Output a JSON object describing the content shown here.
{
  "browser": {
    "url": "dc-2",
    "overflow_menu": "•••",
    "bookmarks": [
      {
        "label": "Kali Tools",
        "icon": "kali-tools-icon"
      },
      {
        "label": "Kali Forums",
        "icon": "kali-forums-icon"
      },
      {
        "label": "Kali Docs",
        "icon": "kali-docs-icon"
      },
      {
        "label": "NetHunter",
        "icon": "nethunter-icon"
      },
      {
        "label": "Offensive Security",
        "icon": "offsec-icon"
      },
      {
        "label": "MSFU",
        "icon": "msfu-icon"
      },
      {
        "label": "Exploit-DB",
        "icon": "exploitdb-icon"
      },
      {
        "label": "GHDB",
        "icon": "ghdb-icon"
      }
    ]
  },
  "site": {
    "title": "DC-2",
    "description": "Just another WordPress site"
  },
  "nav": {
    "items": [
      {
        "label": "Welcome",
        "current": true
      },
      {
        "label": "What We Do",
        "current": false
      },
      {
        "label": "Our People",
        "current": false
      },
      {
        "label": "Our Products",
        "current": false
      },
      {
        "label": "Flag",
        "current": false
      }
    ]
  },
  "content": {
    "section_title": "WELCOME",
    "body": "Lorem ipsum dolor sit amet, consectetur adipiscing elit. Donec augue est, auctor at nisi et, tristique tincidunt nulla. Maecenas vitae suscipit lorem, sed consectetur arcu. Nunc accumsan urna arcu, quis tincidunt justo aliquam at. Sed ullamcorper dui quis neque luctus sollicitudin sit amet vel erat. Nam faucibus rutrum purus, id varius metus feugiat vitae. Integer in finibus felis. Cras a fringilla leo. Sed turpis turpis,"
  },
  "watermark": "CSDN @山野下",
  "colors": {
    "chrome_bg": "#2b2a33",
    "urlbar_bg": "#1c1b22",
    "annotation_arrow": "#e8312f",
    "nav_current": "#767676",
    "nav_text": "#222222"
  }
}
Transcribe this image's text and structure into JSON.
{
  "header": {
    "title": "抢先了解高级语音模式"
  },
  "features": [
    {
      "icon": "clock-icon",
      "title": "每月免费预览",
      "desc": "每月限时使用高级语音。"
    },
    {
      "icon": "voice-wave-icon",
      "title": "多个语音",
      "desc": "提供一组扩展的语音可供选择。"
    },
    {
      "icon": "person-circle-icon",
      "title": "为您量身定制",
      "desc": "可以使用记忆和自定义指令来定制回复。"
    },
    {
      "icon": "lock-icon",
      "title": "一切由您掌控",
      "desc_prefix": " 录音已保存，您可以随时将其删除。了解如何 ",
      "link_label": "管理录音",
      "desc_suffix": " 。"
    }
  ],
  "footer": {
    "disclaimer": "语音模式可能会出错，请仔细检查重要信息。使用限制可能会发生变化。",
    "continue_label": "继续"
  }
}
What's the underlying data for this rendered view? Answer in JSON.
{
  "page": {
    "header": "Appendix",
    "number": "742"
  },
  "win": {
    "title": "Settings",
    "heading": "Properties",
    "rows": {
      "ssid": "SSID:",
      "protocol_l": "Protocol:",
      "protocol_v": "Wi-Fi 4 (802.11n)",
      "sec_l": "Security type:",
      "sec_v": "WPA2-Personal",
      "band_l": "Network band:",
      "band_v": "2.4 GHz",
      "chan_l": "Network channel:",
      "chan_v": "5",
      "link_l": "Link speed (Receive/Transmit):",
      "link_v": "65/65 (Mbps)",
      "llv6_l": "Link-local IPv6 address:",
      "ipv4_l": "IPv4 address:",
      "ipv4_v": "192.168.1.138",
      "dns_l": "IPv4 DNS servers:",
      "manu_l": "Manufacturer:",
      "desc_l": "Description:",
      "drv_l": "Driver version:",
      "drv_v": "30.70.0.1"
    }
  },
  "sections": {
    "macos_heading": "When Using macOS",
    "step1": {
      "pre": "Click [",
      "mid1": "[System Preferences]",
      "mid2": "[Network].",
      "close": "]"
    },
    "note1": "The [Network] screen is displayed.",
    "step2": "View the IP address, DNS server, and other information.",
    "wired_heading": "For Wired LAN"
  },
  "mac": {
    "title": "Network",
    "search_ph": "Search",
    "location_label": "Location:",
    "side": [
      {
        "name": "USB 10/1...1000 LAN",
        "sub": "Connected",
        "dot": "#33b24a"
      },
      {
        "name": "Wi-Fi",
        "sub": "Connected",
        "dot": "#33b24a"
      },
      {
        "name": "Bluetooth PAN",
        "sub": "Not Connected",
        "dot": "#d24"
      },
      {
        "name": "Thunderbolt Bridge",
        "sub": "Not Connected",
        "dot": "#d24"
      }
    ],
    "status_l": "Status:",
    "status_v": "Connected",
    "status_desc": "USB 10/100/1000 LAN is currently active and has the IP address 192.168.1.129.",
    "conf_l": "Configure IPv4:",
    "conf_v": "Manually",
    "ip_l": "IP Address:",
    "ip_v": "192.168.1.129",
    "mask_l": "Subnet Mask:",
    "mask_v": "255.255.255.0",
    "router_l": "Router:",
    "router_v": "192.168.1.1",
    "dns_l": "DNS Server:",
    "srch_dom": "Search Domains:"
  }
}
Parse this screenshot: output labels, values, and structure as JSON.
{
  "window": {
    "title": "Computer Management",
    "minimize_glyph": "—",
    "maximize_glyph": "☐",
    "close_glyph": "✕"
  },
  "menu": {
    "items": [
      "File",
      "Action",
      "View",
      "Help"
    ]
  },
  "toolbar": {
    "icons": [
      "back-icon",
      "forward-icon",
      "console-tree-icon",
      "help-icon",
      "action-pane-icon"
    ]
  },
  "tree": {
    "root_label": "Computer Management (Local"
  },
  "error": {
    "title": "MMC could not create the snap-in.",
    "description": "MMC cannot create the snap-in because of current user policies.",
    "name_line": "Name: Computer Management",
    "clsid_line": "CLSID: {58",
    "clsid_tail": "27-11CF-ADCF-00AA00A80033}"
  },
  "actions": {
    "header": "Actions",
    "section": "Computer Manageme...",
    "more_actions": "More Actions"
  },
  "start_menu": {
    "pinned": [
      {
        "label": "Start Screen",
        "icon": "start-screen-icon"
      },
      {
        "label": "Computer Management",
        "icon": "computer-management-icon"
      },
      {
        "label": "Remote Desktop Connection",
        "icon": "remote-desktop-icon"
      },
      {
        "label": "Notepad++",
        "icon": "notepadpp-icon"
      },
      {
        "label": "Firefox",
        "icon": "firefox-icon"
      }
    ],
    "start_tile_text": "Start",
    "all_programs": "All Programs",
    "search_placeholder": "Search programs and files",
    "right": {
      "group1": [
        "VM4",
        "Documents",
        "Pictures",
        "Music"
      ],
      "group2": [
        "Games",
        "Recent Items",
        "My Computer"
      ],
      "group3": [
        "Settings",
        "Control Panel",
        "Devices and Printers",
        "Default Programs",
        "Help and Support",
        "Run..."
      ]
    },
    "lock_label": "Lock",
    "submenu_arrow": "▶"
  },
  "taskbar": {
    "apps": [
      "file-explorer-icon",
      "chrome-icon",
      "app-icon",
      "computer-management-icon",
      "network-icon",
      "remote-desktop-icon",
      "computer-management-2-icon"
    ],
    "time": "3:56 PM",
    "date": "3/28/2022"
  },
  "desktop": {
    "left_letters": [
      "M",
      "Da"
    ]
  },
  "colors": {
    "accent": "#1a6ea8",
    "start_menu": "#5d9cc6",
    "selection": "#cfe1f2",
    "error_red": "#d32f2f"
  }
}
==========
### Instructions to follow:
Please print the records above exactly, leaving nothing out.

### Output:
Output a JSON object describing the content shown here.
{
  "browser": {
    "url": "dc-2",
    "overflow_menu": "•••",
    "bookmarks": [
      {
        "label": "Kali Tools",
        "icon": "kali-tools-icon"
      },
      {
        "label": "Kali Forums",
        "icon": "kali-forums-icon"
      },
      {
        "label": "Kali Docs",
        "icon": "kali-docs-icon"
      },
      {
        "label": "NetHunter",
        "icon": "nethunter-icon"
      },
      {
        "label": "Offensive Security",
        "icon": "offsec-icon"
      },
      {
        "label": "MSFU",
        "icon": "msfu-icon"
      },
      {
        "label": "Exploit-DB",
        "icon": "exploitdb-icon"
      },
      {
        "label": "GHDB",
        "icon": "ghdb-icon"
      }
    ]
  },
  "site": {
    "title": "DC-2",
    "description": "Just another WordPress site"
  },
  "nav": {
    "items": [
      {
        "label": "Welcome",
        "current": true
      },
      {
        "label": "What We Do",
        "current": false
      },
      {
        "label": "Our People",
        "current": false
      },
      {
        "label": "Our Products",
        "current": false
      },
      {
        "label": "Flag",
        "current": false
      }
    ]
  },
  "content": {
    "section_title": "WELCOME",
    "body": "Lorem ipsum dolor sit amet, consectetur adipiscing elit. Donec augue est, auctor at nisi et, tristique tincidunt nulla. Maecenas vitae suscipit lorem, sed consectetur arcu. Nunc accumsan urna arcu, quis tincidunt justo aliquam at. Sed ullamcorper dui quis neque luctus sollicitudin sit amet vel erat. Nam faucibus rutrum purus, id varius metus feugiat vitae. Integer in finibus felis. Cras a fringilla leo. Sed turpis turpis,"
  },
  "watermark": "CSDN @山野下",
  "colors": {
    "chrome_bg": "#2b2a33",
    "urlbar_bg": "#1c1b22",
    "annotation_arrow": "#e8312f",
    "nav_current": "#767676",
    "nav_text": "#222222"
  }
}
Transcribe this image's text and structure into JSON.
{
  "header": {
    "title": "抢先了解高级语音模式"
  },
  "features": [
    {
      "icon": "clock-icon",
      "title": "每月免费预览",
      "desc": "每月限时使用高级语音。"
    },
    {
      "icon": "voice-wave-icon",
      "title": "多个语音",
      "desc": "提供一组扩展的语音可供选择。"
    },
    {
      "icon": "person-circle-icon",
      "title": "为您量身定制",
      "desc": "可以使用记忆和自定义指令来定制回复。"
    },
    {
      "icon": "lock-icon",
      "title": "一切由您掌控",
      "desc_prefix": " 录音已保存，您可以随时将其删除。了解如何 ",
      "link_label": "管理录音",
      "desc_suffix": " 。"
    }
  ],
  "footer": {
    "disclaimer": "语音模式可能会出错，请仔细检查重要信息。使用限制可能会发生变化。",
    "continue_label": "继续"
  }
}
What's the underlying data for this rendered view? Answer in JSON.
{
  "page": {
    "header": "Appendix",
    "number": "742"
  },
  "win": {
    "title": "Settings",
    "heading": "Properties",
    "rows": {
      "ssid": "SSID:",
      "protocol_l": "Protocol:",
      "protocol_v": "Wi-Fi 4 (802.11n)",
      "sec_l": "Security type:",
      "sec_v": "WPA2-Personal",
      "band_l": "Network band:",
      "band_v": "2.4 GHz",
      "chan_l": "Network channel:",
      "chan_v": "5",
      "link_l": "Link speed (Receive/Transmit):",
      "link_v": "65/65 (Mbps)",
      "llv6_l": "Link-local IPv6 address:",
      "ipv4_l": "IPv4 address:",
      "ipv4_v": "192.168.1.138",
      "dns_l": "IPv4 DNS servers:",
      "manu_l": "Manufacturer:",
      "desc_l": "Description:",
      "drv_l": "Driver version:",
      "drv_v": "30.70.0.1"
    }
  },
  "sections": {
    "macos_heading": "When Using macOS",
    "step1": {
      "pre": "Click [",
      "mid1": "[System Preferences]",
      "mid2": "[Network].",
      "close": "]"
    },
    "note1": "The [Network] screen is displayed.",
    "step2": "View the IP address, DNS server, and other information.",
    "wired_heading": "For Wired LAN"
  },
  "mac": {
    "title": "Network",
    "search_ph": "Search",
    "location_label": "Location:",
    "side": [
      {
        "name": "USB 10/1...1000 LAN",
        "sub": "Connected",
        "dot": "#33b24a"
      },
      {
        "name": "Wi-Fi",
        "sub": "Connected",
        "dot": "#33b24a"
      },
      {
        "name": "Bluetooth PAN",
        "sub": "Not Connected",
        "dot": "#d24"
      },
      {
        "name": "Thunderbolt Bridge",
        "sub": "Not Connected",
        "dot": "#d24"
      }
    ],
    "status_l": "Status:",
    "status_v": "Connected",
    "status_desc": "USB 10/100/1000 LAN is currently active and has the IP address 192.168.1.129.",
    "conf_l": "Configure IPv4:",
    "conf_v": "Manually",
    "ip_l": "IP Address:",
    "ip_v": "192.168.1.129",
    "mask_l": "Subnet Mask:",
    "mask_v": "255.255.255.0",
    "router_l": "Router:",
    "router_v": "192.168.1.1",
    "dns_l": "DNS Server:",
    "srch_dom": "Search Domains:"
  }
}
Parse this screenshot: output labels, values, and structure as JSON.
{
  "window": {
    "title": "Computer Management",
    "minimize_glyph": "—",
    "maximize_glyph": "☐",
    "close_glyph": "✕"
  },
  "menu": {
    "items": [
      "File",
      "Action",
      "View",
      "Help"
    ]
  },
  "toolbar": {
    "icons": [
      "back-icon",
      "forward-icon",
      "console-tree-icon",
      "help-icon",
      "action-pane-icon"
    ]
  },
  "tree": {
    "root_label": "Computer Management (Local"
  },
  "error": {
    "title": "MMC could not create the snap-in.",
    "description": "MMC cannot create the snap-in because of current user policies.",
    "name_line": "Name: Computer Management",
    "clsid_line": "CLSID: {58",
    "clsid_tail": "27-11CF-ADCF-00AA00A80033}"
  },
  "actions": {
    "header": "Actions",
    "section": "Computer Manageme...",
    "more_actions": "More Actions"
  },
  "start_menu": {
    "pinned": [
      {
        "label": "Start Screen",
        "icon": "start-screen-icon"
      },
      {
        "label": "Computer Management",
        "icon": "computer-management-icon"
      },
      {
        "label": "Remote Desktop Connection",
        "icon": "remote-desktop-icon"
      },
      {
        "label": "Notepad++",
        "icon": "notepadpp-icon"
      },
      {
        "label": "Firefox",
        "icon": "firefox-icon"
      }
    ],
    "start_tile_text": "Start",
    "all_programs": "All Programs",
    "search_placeholder": "Search programs and files",
    "right": {
      "group1": [
        "VM4",
        "Documents",
        "Pictures",
        "Music"
      ],
      "group2": [
        "Games",
        "Recent Items",
        "My Computer"
      ],
      "group3": [
        "Settings",
        "Control Panel",
        "Devices and Printers",
        "Default Programs",
        "Help and Support",
        "Run..."
      ]
    },
    "lock_label": "Lock",
    "submenu_arrow": "▶"
  },
  "taskbar": {
    "apps": [
      "file-explorer-icon",
      "chrome-icon",
      "app-icon",
      "computer-management-icon",
      "network-icon",
      "remote-desktop-icon",
      "computer-management-2-icon"
    ],
    "time": "3:56 PM",
    "date": "3/28/2022"
  },
  "desktop": {
    "left_letters": [
      "M",
      "Da"
    ]
  },
  "colors": {
    "accent": "#1a6ea8",
    "start_menu": "#5d9cc6",
    "selection": "#cfe1f2",
    "error_red": "#d32f2f"
  }
}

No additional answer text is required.